• Work required: Each record that follows should be reproduced in full, character for character.

*** Opening of Data for analysis ***

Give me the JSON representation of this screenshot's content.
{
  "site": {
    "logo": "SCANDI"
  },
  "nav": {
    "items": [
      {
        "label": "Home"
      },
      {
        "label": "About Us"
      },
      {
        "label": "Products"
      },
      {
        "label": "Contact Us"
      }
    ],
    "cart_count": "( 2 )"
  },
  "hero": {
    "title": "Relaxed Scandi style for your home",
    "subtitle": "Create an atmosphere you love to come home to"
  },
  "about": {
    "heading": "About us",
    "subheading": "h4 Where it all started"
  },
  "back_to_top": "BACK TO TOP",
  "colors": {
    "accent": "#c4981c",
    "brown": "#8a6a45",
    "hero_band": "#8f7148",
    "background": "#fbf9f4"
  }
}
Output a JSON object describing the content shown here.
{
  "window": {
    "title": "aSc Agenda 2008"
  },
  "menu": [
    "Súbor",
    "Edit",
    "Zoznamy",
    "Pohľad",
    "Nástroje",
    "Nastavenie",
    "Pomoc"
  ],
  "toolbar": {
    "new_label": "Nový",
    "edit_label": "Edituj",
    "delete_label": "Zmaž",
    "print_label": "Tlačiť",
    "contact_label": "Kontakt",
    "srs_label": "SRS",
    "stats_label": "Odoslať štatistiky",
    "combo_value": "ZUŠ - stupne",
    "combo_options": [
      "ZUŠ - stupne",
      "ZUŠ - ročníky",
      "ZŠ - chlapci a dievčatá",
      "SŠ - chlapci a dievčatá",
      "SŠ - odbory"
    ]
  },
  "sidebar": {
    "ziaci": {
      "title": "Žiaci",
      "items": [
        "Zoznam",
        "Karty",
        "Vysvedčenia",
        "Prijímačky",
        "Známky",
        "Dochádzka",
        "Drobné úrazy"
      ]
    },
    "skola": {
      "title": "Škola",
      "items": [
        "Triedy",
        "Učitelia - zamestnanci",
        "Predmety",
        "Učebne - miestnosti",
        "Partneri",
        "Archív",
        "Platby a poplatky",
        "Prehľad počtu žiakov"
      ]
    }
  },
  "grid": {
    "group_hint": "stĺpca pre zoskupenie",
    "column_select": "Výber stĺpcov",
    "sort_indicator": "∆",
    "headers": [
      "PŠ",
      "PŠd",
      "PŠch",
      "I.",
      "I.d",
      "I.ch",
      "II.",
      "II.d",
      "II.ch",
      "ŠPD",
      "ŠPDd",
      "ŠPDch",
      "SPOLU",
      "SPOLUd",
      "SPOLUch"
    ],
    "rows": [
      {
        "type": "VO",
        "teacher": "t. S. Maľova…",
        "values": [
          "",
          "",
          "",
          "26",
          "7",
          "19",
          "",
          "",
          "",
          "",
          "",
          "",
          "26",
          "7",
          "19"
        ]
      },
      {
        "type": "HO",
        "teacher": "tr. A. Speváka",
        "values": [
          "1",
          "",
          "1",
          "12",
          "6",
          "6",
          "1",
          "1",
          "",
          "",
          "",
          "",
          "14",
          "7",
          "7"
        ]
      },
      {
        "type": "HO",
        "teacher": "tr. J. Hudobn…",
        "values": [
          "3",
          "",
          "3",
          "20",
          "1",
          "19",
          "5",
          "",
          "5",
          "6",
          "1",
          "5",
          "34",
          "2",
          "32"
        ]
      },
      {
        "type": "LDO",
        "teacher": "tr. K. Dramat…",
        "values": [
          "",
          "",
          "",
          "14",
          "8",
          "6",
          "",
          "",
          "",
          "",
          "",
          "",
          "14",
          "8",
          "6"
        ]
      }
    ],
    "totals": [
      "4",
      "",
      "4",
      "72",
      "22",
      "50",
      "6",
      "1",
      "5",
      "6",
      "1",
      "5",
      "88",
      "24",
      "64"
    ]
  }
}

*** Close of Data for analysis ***

• Result below:
Give me the JSON representation of this screenshot's content.
{
  "site": {
    "logo": "SCANDI"
  },
  "nav": {
    "items": [
      {
        "label": "Home"
      },
      {
        "label": "About Us"
      },
      {
        "label": "Products"
      },
      {
        "label": "Contact Us"
      }
    ],
    "cart_count": "( 2 )"
  },
  "hero": {
    "title": "Relaxed Scandi style for your home",
    "subtitle": "Create an atmosphere you love to come home to"
  },
  "about": {
    "heading": "About us",
    "subheading": "h4 Where it all started"
  },
  "back_to_top": "BACK TO TOP",
  "colors": {
    "accent": "#c4981c",
    "brown": "#8a6a45",
    "hero_band": "#8f7148",
    "background": "#fbf9f4"
  }
}
Output a JSON object describing the content shown here.
{
  "window": {
    "title": "aSc Agenda 2008"
  },
  "menu": [
    "Súbor",
    "Edit",
    "Zoznamy",
    "Pohľad",
    "Nástroje",
    "Nastavenie",
    "Pomoc"
  ],
  "toolbar": {
    "new_label": "Nový",
    "edit_label": "Edituj",
    "delete_label": "Zmaž",
    "print_label": "Tlačiť",
    "contact_label": "Kontakt",
    "srs_label": "SRS",
    "stats_label": "Odoslať štatistiky",
    "combo_value": "ZUŠ - stupne",
    "combo_options": [
      "ZUŠ - stupne",
      "ZUŠ - ročníky",
      "ZŠ - chlapci a dievčatá",
      "SŠ - chlapci a dievčatá",
      "SŠ - odbory"
    ]
  },
  "sidebar": {
    "ziaci": {
      "title": "Žiaci",
      "items": [
        "Zoznam",
        "Karty",
        "Vysvedčenia",
        "Prijímačky",
        "Známky",
        "Dochádzka",
        "Drobné úrazy"
      ]
    },
    "skola": {
      "title": "Škola",
      "items": [
        "Triedy",
        "Učitelia - zamestnanci",
        "Predmety",
        "Učebne - miestnosti",
        "Partneri",
        "Archív",
        "Platby a poplatky",
        "Prehľad počtu žiakov"
      ]
    }
  },
  "grid": {
    "group_hint": "stĺpca pre zoskupenie",
    "column_select": "Výber stĺpcov",
    "sort_indicator": "∆",
    "headers": [
      "PŠ",
      "PŠd",
      "PŠch",
      "I.",
      "I.d",
      "I.ch",
      "II.",
      "II.d",
      "II.ch",
      "ŠPD",
      "ŠPDd",
      "ŠPDch",
      "SPOLU",
      "SPOLUd",
      "SPOLUch"
    ],
    "rows": [
      {
        "type": "VO",
        "teacher": "t. S. Maľova…",
        "values": [
          "",
          "",
          "",
          "26",
          "7",
          "19",
          "",
          "",
          "",
          "",
          "",
          "",
          "26",
          "7",
          "19"
        ]
      },
      {
        "type": "HO",
        "teacher": "tr. A. Speváka",
        "values": [
          "1",
          "",
          "1",
          "12",
          "6",
          "6",
          "1",
          "1",
          "",
          "",
          "",
          "",
          "14",
          "7",
          "7"
        ]
      },
      {
        "type": "HO",
        "teacher": "tr. J. Hudobn…",
        "values": [
          "3",
          "",
          "3",
          "20",
          "1",
          "19",
          "5",
          "",
          "5",
          "6",
          "1",
          "5",
          "34",
          "2",
          "32"
        ]
      },
      {
        "type": "LDO",
        "teacher": "tr. K. Dramat…",
        "values": [
          "",
          "",
          "",
          "14",
          "8",
          "6",
          "",
          "",
          "",
          "",
          "",
          "",
          "14",
          "8",
          "6"
        ]
      }
    ],
    "totals": [
      "4",
      "",
      "4",
      "72",
      "22",
      "50",
      "6",
      "1",
      "5",
      "6",
      "1",
      "5",
      "88",
      "24",
      "64"
    ]
  }
}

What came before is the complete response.